1962 - The Al and Sara Rothstein House, 2100 Barfield Court, Raleigh. Another Rothstein brother. Built by Frank Walser. Landscape design by Lewis Clarke. Sold in 1992 to Mary Martin. Older color pictures by Lyn Satisky, Al's Rothstein's daughter. Sold in 2013 to Rebecca Anne Goldman and Susan M. Orton. For sale in 2017.
1962 – The Frank and Jean Anderson Jr. House, 2505 York Road, Raleigh. Anderson owned Sir Walter Chevrolet. Sold in 2002 to William (Harry) and Marsha Whyte. 3600 square feet. Landscape design by Dick Bell. Sold in 2012 to the Bryan Benton Family Trust.
1963 - The Kenneth L. and Charlotte Johnson House, 3206 Sussex Road, Raleigh. Backs up to a small lake. Sold in 1994 to Robert and Carol Bilbro, Carter Williams' daughter. Mark Dickey at Williams' firm remodeled and raised the roof over the living room shortly after the Bilbro's bought the house. Featured on the TMH April 2009 Tour.
1964 - The Leonard Asher Edwards Residence, 301 Glen Oak Drive, Goldsboro NC. Landscape design by Lewis Clarke. Construction by Robert Helms. The kitchen cabinets, study paneled walls and book shelves, wet bar, etc are solid walnut. Edwards' son, Eddie, recalls moving in when he was seven years old. He remembers making trips to Raleigh to meet Milton Small at both his office and home on Lake Boone Trail. "I recall Mr. Small being adamant that the wood grains consistently match from one cut to the next. Additionally, I remember the builder did not use the specified thickness for flagstone flooring. Mr. Small made the builder tear out the flagstone and replace it with the proper thickness. The exterior siding was imported from Belgium. It took a little over a year to construct the house and the cost in 1963 was $117,000." Sold in 1979 to Samuel Samuelson. Sold around 1997 to Mike Pate. Sold in 2013 to Alicia L. and William J. Artis.

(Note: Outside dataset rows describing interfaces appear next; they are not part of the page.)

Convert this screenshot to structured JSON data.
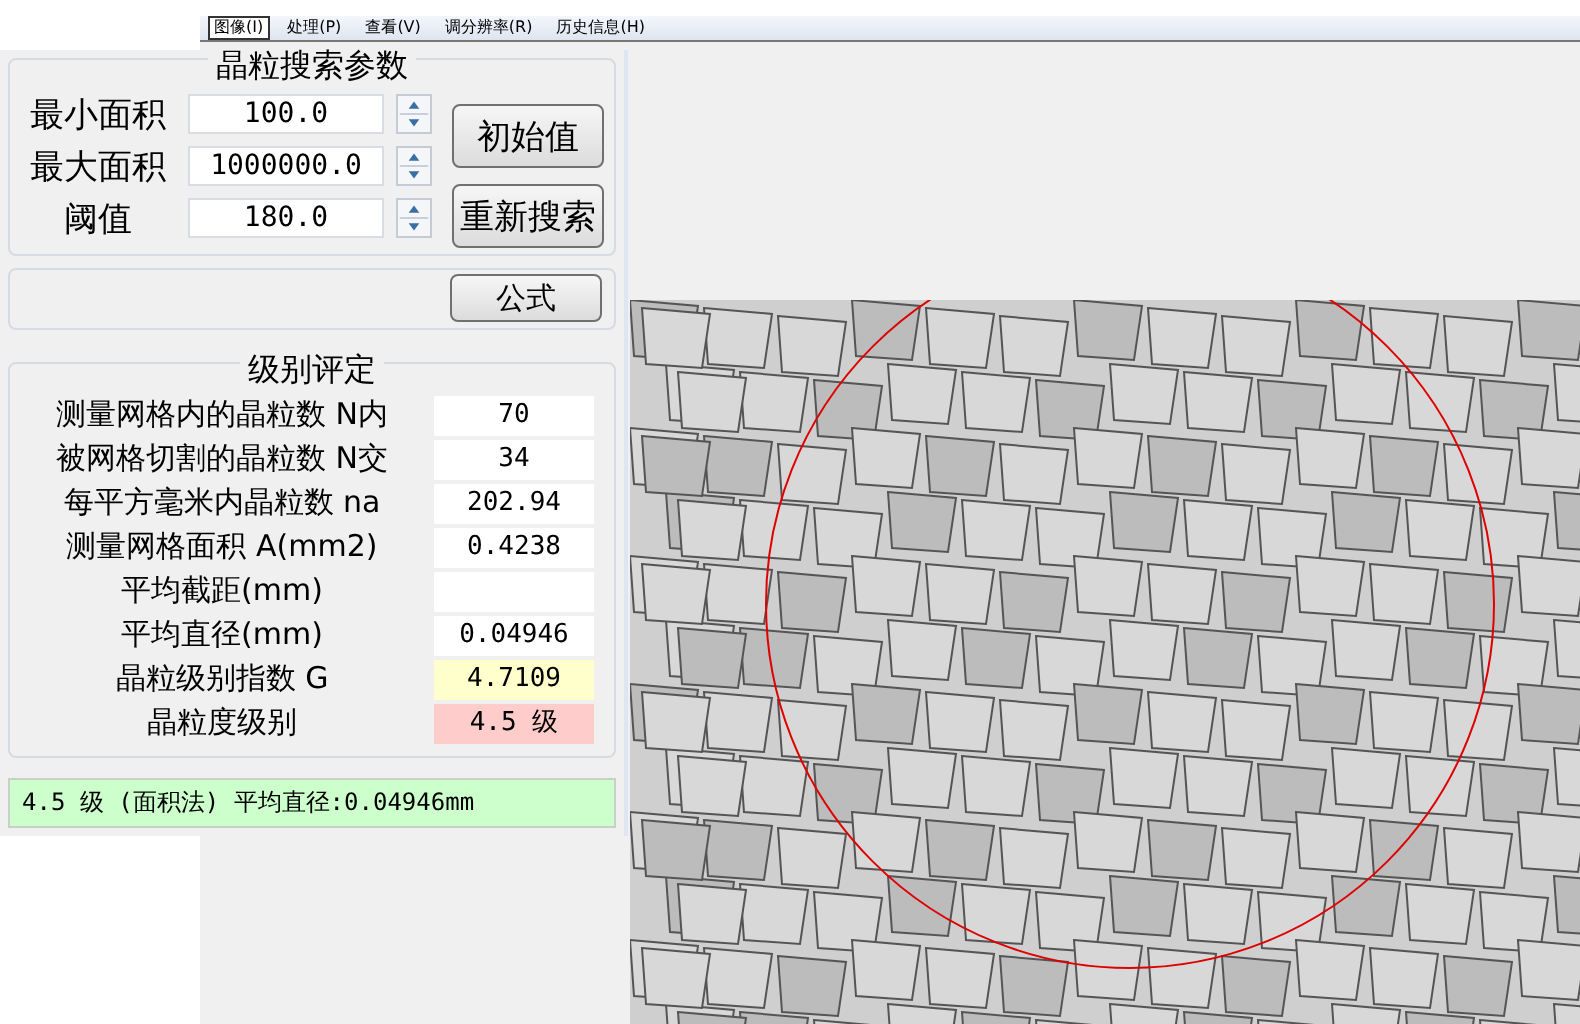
{
  "menu": [
    {
      "label": "图像(I)",
      "selected": true
    },
    {
      "label": "处理(P)",
      "selected": false
    },
    {
      "label": "查看(V)",
      "selected": false
    },
    {
      "label": "调分辨率(R)",
      "selected": false
    },
    {
      "label": "历史信息(H)",
      "selected": false
    }
  ],
  "search_params": {
    "title": "晶粒搜索参数",
    "fields": [
      {
        "label": "最小面积",
        "value": "100.0"
      },
      {
        "label": "最大面积",
        "value": "1000000.0"
      },
      {
        "label": "阈值",
        "value": "180.0"
      }
    ],
    "buttons": [
      "初始值",
      "重新搜索"
    ]
  },
  "formula_button": "公式",
  "grading": {
    "title": "级别评定",
    "rows": [
      {
        "label": "测量网格内的晶粒数 N内",
        "value": "70"
      },
      {
        "label": "被网格切割的晶粒数 N交",
        "value": "34"
      },
      {
        "label": "每平方毫米内晶粒数 na",
        "value": "202.94"
      },
      {
        "label": "测量网格面积 A(mm2)",
        "value": "0.4238"
      },
      {
        "label": "平均截距(mm)"
      },
      {
        "label": "平均直径(mm)",
        "value": "0.04946"
      },
      {
        "label": "晶粒级别指数 G",
        "value": "4.7109",
        "color": "#ffffcc"
      },
      {
        "label": "晶粒度级别",
        "value": "4.5 级",
        "color": "#ffcccc"
      }
    ]
  },
  "result": "4.5 级 (面积法) 平均直径:0.04946mm"
}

1964 - The Edmund C. Glover III Residence, Rock Hill Road, Route 2 Box 173M, Clarksville VA. The clients got Small's name from the Yellow Pages after being referred by a friend in Raleigh. A garage and breezeway were added in 1989. Sold in 2004 to Frank Vance. Located in the Prestwould subdivision on Bluestone Creek. Jim Brandt supervised construction. Landscape design by Lewis Clarke.
1966 - The Percy and Idell McElrath Residence, 3910 Stratford Court, Raleigh. Bought by Frank Beacham, Jr. in 1969. Sold in 1970 to Newton and Betty Griffin, who still owned it as of 2013.
1969 - Small's first office was on Tucker Street. His second office at 105 Brooks Avenue is strikingly similar to his house. Landscape architecture by Lewis Clarke. Limited by growth, the firm moved out in 1999 to its third office on Glenwood Avenue, one of the Great American Insurance Company buildings the firm designed.
For a time, the Brooks Avenue office was occupied by HR Associates PA, the successor firm from John Holloway and Ralph Reeves. As of 2016, still owned and rented out by the Small family. The photos, taken by John Morris, shows off the koi pond.
Sources include: G. Milton Small Jr. Papers at NCSU, Obituary for June V. Small, Tim Isley, Edwin Friedberg, Lyn Satisky, Obituary for G. Milton Small, Jr., National Park Service, AIANC, Wheless Family Archives at NCSU, History of The North Carolina Chapter of the AIA 1913-1998: An Architectural Heritage by C. David Jackson and Charlotte V. Brown, Dick Rice, son G. Milton Small III, former employee James Brandt.